Making Olive Oil

Appears in
On Food and Cooking

By Harold McGee

Published 2004

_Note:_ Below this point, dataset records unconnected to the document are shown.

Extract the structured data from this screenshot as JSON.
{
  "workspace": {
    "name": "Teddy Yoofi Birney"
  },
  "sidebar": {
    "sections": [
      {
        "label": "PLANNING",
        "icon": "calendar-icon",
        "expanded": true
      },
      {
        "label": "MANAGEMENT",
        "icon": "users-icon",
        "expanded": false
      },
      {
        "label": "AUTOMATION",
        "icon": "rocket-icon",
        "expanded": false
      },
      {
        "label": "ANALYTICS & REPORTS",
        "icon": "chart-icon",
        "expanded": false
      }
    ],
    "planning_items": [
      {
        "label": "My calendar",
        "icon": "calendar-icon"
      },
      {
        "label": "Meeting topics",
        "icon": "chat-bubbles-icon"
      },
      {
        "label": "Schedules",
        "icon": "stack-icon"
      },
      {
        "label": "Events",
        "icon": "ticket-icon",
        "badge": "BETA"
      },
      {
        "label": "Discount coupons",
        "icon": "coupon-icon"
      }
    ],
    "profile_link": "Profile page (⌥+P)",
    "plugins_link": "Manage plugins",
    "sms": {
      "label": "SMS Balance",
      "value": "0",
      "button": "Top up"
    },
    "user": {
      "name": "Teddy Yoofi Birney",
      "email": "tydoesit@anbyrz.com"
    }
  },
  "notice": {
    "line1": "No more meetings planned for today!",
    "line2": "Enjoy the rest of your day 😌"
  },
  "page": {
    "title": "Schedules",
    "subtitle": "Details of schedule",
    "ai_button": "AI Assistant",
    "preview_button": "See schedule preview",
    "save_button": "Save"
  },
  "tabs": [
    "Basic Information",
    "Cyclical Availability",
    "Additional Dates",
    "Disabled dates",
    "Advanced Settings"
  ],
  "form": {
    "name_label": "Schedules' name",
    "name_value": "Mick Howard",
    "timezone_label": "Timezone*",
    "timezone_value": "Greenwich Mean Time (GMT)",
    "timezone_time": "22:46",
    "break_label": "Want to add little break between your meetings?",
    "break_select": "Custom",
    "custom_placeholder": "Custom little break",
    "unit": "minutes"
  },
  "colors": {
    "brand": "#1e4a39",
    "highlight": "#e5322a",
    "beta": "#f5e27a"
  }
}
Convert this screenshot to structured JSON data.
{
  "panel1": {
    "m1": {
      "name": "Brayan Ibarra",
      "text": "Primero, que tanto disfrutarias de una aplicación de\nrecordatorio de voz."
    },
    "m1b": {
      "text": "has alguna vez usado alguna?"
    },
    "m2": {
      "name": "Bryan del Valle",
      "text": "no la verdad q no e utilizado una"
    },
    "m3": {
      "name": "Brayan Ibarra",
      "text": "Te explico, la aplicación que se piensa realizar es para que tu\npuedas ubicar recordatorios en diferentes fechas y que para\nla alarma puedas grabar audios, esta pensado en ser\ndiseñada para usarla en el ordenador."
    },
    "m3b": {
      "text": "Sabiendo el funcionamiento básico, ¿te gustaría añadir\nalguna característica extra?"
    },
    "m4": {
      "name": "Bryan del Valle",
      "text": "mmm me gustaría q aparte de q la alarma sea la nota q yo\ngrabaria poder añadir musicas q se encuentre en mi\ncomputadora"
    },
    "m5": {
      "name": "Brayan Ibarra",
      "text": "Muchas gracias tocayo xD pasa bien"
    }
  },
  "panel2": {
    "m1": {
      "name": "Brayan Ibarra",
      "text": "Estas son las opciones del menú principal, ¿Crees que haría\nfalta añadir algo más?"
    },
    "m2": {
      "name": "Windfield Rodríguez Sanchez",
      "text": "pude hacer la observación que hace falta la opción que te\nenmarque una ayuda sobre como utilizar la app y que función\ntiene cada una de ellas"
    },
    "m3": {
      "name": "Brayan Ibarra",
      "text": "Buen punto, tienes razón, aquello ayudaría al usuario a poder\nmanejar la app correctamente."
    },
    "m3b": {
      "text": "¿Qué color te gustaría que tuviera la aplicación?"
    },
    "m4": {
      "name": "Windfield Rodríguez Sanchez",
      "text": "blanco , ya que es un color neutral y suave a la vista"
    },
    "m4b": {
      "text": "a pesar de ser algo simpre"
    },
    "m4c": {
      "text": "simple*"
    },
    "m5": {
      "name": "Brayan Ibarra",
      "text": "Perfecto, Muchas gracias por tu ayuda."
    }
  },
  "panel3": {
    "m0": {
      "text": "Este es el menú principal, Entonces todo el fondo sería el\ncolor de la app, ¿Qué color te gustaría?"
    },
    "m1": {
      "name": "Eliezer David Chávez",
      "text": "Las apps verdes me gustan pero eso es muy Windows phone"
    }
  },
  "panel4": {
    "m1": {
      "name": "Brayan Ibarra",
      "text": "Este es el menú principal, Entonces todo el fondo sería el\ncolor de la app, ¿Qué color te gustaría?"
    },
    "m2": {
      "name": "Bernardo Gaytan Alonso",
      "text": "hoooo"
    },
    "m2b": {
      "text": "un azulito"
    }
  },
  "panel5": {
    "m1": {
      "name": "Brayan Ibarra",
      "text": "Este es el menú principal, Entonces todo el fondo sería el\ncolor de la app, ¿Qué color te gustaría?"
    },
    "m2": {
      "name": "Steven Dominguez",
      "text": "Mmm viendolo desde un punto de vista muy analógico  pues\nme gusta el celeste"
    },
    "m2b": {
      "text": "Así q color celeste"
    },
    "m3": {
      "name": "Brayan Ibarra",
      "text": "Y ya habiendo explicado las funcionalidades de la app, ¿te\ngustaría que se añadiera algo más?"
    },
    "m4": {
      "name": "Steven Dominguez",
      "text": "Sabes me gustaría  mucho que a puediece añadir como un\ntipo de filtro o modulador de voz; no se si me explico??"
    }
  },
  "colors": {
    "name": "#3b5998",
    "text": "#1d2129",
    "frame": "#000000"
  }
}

  • About
Olive oil is made from the olive fruits when they are six to eight months old, mature and approaching their maximum oil content, and just beginning to turn color from green to purple; fully ripe fruits develop less of the valued green aroma. The olives are cleaned, coarsely crushed, pit and all (sometimes along with some leaves from the tree), and finely ground into a paste to break the fruit cells open and free their oil. The paste is mixed for 20–40 minutes to give the oil droplets a chance to separate from the watery mass of olive flesh and coalesce with each other (this step is called “malaxation”). Then the paste is pressed to squeeze both oil and watery liquid from the solids. More oil, but of lesser quality, is extracted by pressing repeatedly and by heating the paste; oil extracted in the “first cold pressing” is the most delicate and stable, and most likely to yield “extra virgin” oil (below). Finally, the oil is separated from the liquid by centrifuge or other means, and filtered.